Addressing the Scottish parliament today, the Scottish Transport Minister Michael Matheson announced that from Monday 15th February all international travellers flying directly into Scotland will have to quarantine in hotels for 10 days.

He said that this measure would ensure that new strains of the virus would not “undermine” the vaccination roll out in Scotland and to give vaccine deployment the best possible chance of allowing a return to normalcy.

His announcement came after Matt Hancock, the Secretary of State for Health, announced today that travellers from 33 ‘high-risk’ countries would be required to isolate for 10 days in hotels in the rest of the UK.

But Matheson denounced this targeted approach as “not sufficient” and said that he “believed that all international travellers” should be required to enter managed isolation in hotels.

He added that the Scottish government will continue to urge the UK government to further tighten the restrictions on international travel across the rest of the UK.

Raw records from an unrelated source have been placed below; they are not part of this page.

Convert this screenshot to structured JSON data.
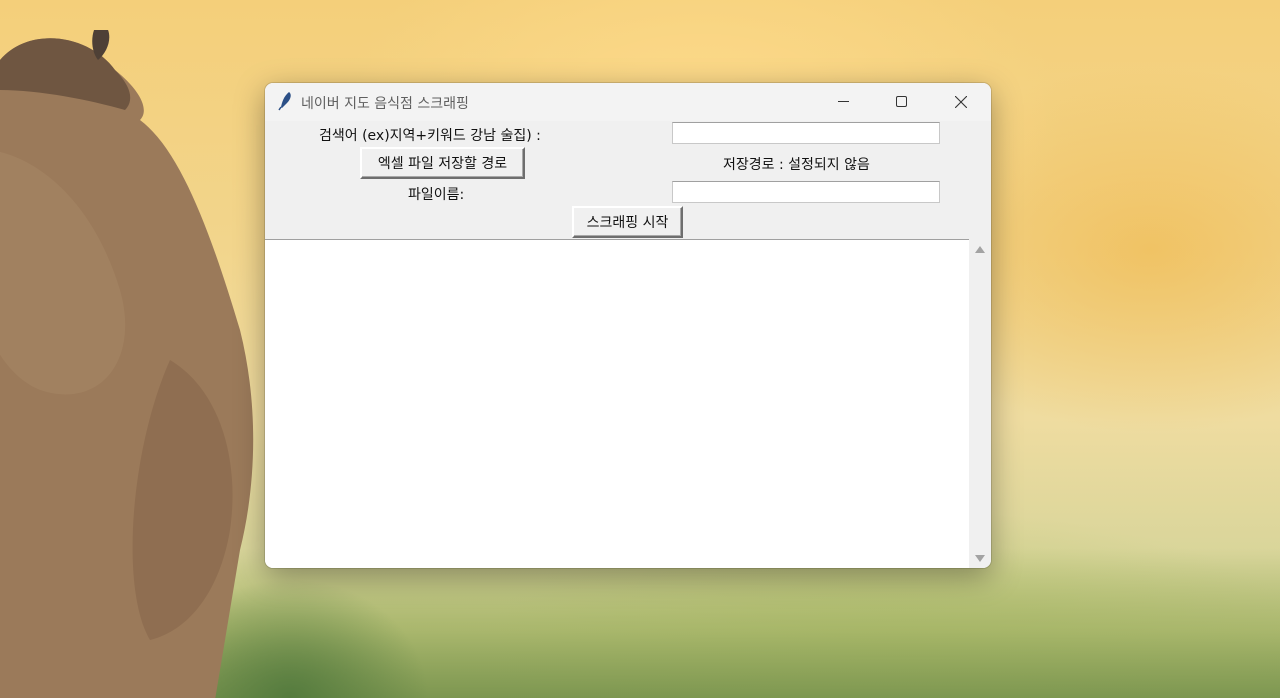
{
  "window": {
    "title": "네이버 지도 음식점 스크래핑",
    "icon": "feather-icon",
    "controls": [
      "minimize-icon",
      "maximize-icon",
      "close-icon"
    ]
  },
  "form": {
    "search_label": "검색어 (ex)지역+키워드 강남 술집) :",
    "search_value": "",
    "save_path_button": "엑셀 파일 저장할 경로",
    "save_path_status": "저장경로 : 설정되지 않음",
    "filename_label": "파일이름:",
    "filename_value": "",
    "start_button": "스크래핑 시작"
  },
  "log": {
    "text": ""
  }
}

Passengers flying into Scotland from abroad will be required to book a hotel room via a common online portal, that will go live on Thursday.

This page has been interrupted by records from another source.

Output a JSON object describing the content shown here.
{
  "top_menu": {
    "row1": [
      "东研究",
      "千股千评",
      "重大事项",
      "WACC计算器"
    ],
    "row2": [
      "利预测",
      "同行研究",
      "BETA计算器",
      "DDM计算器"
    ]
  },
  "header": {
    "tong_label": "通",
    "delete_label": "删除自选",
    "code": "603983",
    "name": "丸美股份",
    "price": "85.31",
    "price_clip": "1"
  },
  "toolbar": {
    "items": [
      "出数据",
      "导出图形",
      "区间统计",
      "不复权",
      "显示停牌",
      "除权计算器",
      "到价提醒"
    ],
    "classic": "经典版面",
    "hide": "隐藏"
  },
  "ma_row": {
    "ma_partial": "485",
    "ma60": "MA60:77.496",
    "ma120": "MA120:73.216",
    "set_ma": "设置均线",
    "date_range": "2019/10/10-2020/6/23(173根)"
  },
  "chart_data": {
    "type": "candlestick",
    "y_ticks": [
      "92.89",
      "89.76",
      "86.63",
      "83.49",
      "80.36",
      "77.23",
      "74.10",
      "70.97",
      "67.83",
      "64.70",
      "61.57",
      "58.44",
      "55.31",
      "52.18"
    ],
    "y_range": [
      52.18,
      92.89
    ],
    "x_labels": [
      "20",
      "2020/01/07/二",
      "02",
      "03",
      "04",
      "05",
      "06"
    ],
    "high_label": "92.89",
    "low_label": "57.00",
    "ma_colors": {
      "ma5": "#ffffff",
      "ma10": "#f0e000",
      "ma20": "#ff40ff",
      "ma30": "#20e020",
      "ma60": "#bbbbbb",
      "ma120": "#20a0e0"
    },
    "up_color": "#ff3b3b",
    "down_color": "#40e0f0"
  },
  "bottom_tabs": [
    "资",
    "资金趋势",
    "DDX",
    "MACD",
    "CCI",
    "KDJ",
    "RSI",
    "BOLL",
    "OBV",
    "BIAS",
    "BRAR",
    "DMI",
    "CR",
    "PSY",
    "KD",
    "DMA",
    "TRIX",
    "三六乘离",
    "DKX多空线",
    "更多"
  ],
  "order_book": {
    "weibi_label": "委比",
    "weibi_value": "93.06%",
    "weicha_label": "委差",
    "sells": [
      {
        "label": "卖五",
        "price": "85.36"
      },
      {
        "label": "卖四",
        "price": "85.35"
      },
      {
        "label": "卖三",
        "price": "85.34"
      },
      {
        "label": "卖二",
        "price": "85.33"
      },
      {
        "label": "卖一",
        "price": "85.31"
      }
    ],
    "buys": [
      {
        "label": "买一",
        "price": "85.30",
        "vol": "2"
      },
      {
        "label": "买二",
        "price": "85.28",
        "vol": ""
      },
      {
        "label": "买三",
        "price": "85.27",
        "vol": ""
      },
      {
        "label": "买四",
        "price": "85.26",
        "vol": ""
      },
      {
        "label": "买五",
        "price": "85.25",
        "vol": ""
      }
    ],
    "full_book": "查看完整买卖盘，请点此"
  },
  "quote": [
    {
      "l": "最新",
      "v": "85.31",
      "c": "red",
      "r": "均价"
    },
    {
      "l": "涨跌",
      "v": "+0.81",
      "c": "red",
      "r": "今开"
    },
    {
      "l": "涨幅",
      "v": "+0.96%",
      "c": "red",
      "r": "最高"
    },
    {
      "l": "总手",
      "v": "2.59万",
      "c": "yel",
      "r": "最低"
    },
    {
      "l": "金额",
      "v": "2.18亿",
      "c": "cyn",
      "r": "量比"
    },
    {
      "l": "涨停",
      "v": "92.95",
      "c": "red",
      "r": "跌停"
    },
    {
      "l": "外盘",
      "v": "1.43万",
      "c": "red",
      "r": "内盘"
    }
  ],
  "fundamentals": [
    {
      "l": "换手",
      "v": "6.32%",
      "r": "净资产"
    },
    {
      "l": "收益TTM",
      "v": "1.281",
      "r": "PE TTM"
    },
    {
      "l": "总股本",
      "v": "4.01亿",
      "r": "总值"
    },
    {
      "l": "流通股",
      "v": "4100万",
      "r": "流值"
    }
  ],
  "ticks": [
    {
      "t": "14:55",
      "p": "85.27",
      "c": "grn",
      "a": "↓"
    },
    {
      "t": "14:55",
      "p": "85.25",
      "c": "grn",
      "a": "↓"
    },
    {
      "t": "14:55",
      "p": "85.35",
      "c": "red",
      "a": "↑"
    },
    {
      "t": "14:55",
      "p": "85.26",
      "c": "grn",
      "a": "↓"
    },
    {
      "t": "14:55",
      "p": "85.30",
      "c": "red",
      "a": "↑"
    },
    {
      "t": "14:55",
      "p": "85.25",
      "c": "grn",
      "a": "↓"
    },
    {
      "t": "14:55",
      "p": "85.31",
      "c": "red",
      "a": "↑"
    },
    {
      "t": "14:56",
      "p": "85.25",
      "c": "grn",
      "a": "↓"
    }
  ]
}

The total cost for the 10 day managed isolation will be £1,750, which includes the cost of tests which international travellers will be required to take on day two and eight of their managed isolation.

Matheson stated that a welfare fund would be made available for those that could not afford the £1,750 cost.

His announcement comes as the UK government scrambles to stop the spread of a South-African variant of the virus, which is thought to be more resistant to the vaccines currently being rolled out across the country.

Currently the Scottish government has no plans to make international students travelling into Scotland for education reasons exempt from the managed quarantine policy.

Image: Wikimedia Commons